Managing Threats With Cyber and Data Risk Insurance
In recent years, cyberattacks and security breaches against businesses have increased in frequency and severity, leaving many organizations wondering how best to protect themselves against these threats. Having the right insurance coverage in place can be a key tool in this effort. An individualized cyber and data risk insurance policy can help manage the impact of a cyberattack or data breach, protect businesses from financial damage, safeguard customer information and minimize downtime.
What is cyber insurance coverage?
A cyber insurance policy generally covers the cost for a business to recover from a data breach or other cyberattack, as well as any legal claims resulting from the breach. Any business that stores sensitive data—whether on a network or in the cloud—should have a cyber insurance policy.
Unlike most traditional insurance policies, there's no standard policy form for cyber insurance, and what policies cover can vary greatly based on the insurer. However, there are generally two types of cyber insurance policies: first-party coverage and third-party coverage.
First-party coverage usually covers the immediate and direct expenses that result from a cyberattack. These include:
- Notifying employees and customers
- Legal expenses resulting from the data breach
- Repairing or replacing any damaged software or hardware
- Business interruption or lost business opportunities while your network is down
- Credit monitoring for customers
- Any ransomware or extortion payments
Third-party coverage helps the company defend against lawsuits brought by customers and other parties as a result of the cyberattack or a data breach. This policy covers:
- Consumer class action lawsuits or potential settlement funds
- Legal fees and fines resulting from a regulatory investigation
- Media liability claims, such as libel or slander
- Breach of contract or negligence claims
Cyber and data risk insurance doesn't, however, cover costs associated with damage to the business brand, loss of revenues after normal business operations resume or drops in share price or market shares that may have resulted after the cyberattack or data breach.
Managing liability risks
One thing to keep in mind when exploring cyber insurance policies is what personal information is covered and how it's defined. After all, the biggest reason to invest in a cyber insurance policy is to address your company's liability for privacy or identity theft injuries, including the disclosure of private information or failure to comply with privacy laws.
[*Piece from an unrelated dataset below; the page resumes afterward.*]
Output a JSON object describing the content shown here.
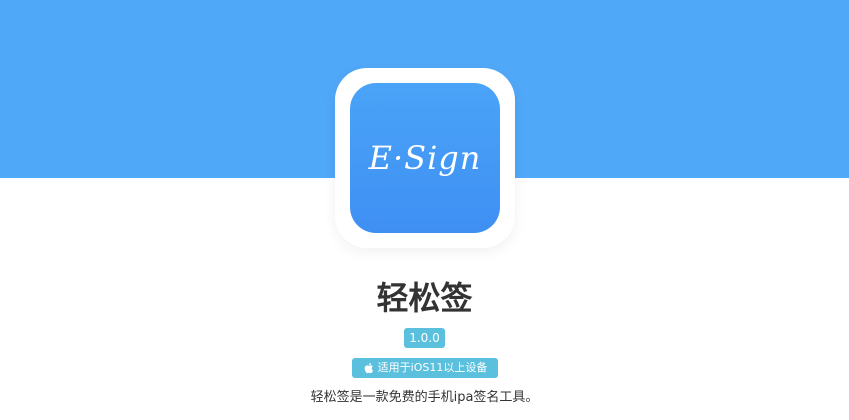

Some policies will list specific personal information that it covers, such as name, address, social security number, health information, financial information and more. A better, more future-proof approach is a policy that covers a broad definition of personal information, encompassing anything used to identify a specific individual or subject to privacy law, including the Fair and Accurate Credit Transactions Act and the Health Insurance Portability and Accountability Act, or HIPAA.
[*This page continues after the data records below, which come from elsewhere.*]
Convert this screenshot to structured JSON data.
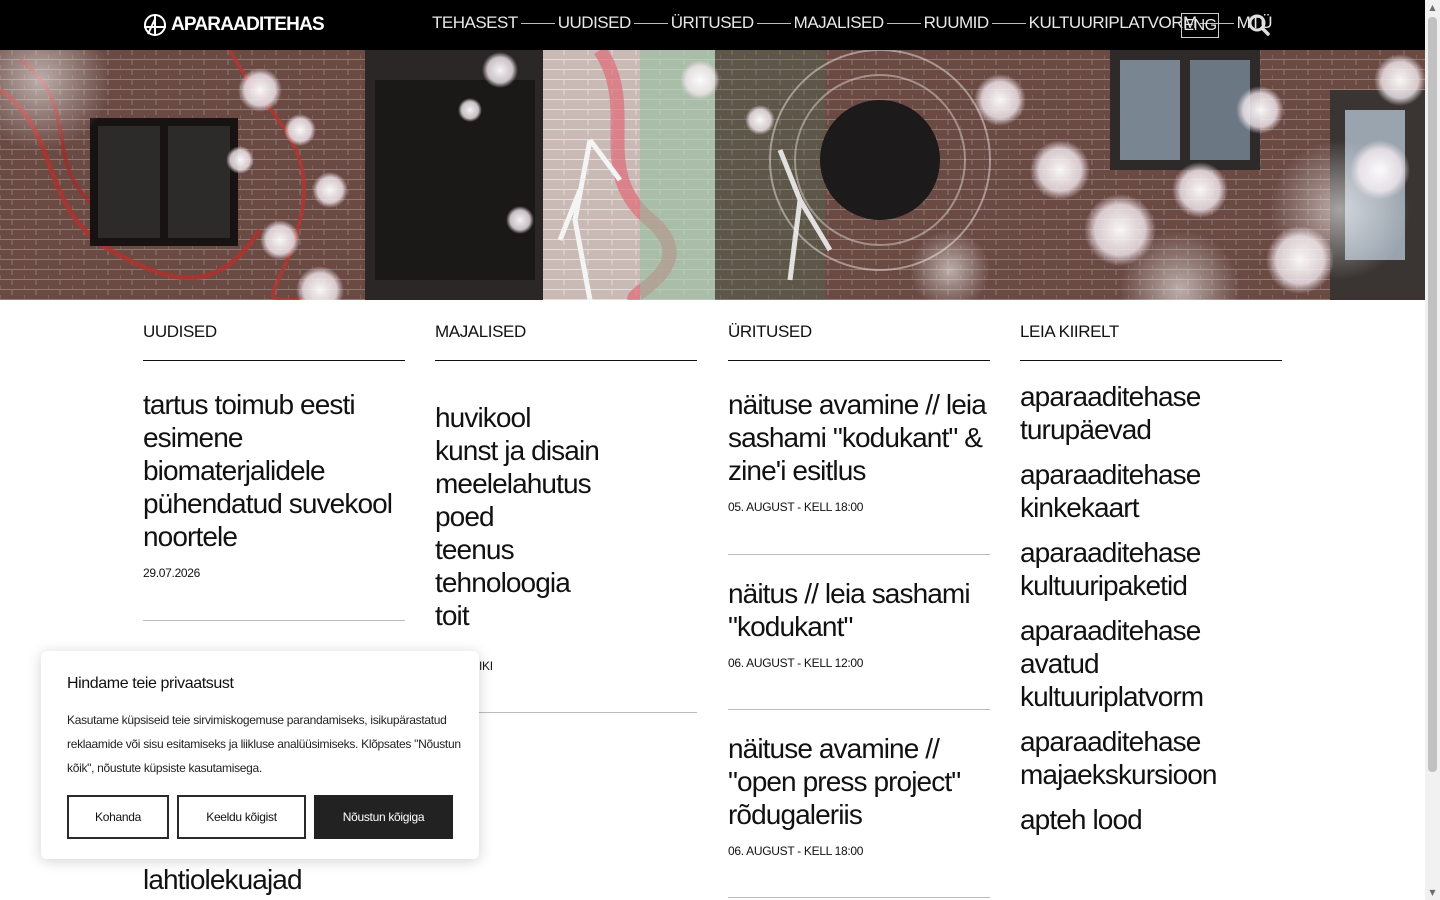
{
  "header": {
    "logo_text": "APARAADITEHAS",
    "nav": [
      "TEHASEST",
      "UUDISED",
      "ÜRITUSED",
      "MAJALISED",
      "RUUMID",
      "KULTUURIPLATVORM",
      "MTÜ"
    ],
    "lang_label": "ENG"
  },
  "columns": {
    "news": {
      "heading": "UUDISED",
      "item1_title": "tartus toimub eesti esimene biomaterjalidele pühendatud suvekool noortele",
      "item1_date": "29.07.2026",
      "partial_text": "lahtiolekuajad"
    },
    "tenants": {
      "heading": "MAJALISED",
      "categories": [
        "huvikool",
        "kunst ja disain",
        "meelelahutus",
        "poed",
        "teenus",
        "tehnoloogia",
        "toit"
      ],
      "more_text": "IKI"
    },
    "events": {
      "heading": "ÜRITUSED",
      "items": [
        {
          "title": "näituse avamine // leia sashami \"kodukant\" & zine'i esitlus",
          "date": "05. AUGUST - KELL 18:00"
        },
        {
          "title": "näitus // leia sashami \"kodukant\"",
          "date": "06. AUGUST - KELL 12:00"
        },
        {
          "title": "näituse avamine // \"open press project\" rõdugaleriis",
          "date": "06. AUGUST - KELL 18:00"
        }
      ]
    },
    "quick": {
      "heading": "LEIA KIIRELT",
      "links": [
        "aparaaditehase turupäevad",
        "aparaaditehase kinkekaart",
        "aparaaditehase kultuuripaketid",
        "aparaaditehase avatud kultuuriplatvorm",
        "aparaaditehase majaekskursioon",
        "apteh lood"
      ]
    }
  },
  "cookie": {
    "title": "Hindame teie privaatsust",
    "text": "Kasutame küpsiseid teie sirvimiskogemuse parandamiseks, isikupärastatud reklaamide või sisu esitamiseks ja liikluse analüüsimiseks. Klõpsates \"Nõustun kõik\", nõustute küpsiste kasutamisega.",
    "customize": "Kohanda",
    "reject": "Keeldu kõigist",
    "accept": "Nõustun kõigiga"
  },
  "colors": {
    "header_bg": "#000000",
    "text": "#111111",
    "accept_bg": "#222222"
  }
}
Cyberattacks and data breaches can come from anywhere in the world, so it's a good idea to have a policy that prepares and protects your company from threats and claims originating from anywhere. Many traditional and property insurance policies include a war exclusion, which stipulates that damages incurred as a result of hostile or war-like actions by a state or nation-state actors won't be covered. Luckily, most cyber insurance policies don't include a war exclusion and will pay out when a private company is attacked by a state-backed hacker or cyber-terrorist.
Choosing the right coverage
Cyber insurance can help business owners respond effectively to a breach, cover associated costs and quickly move on from an attack. With the increasing frequency of data breaches, ransomware attacks and phishing scams, cyber insurance is an added layer of protection that enables businesses to call upon insurers in their moment of need.
Financial insights for your business
This information is provided for educational purposes only and should not be relied on or interpreted as accounting, financial planning, investment, legal or tax advice. First Citizens Bank (or its affiliates) neither endorses nor guarantees this information, and encourages you to consult a professional for advice applicable to your specific situation.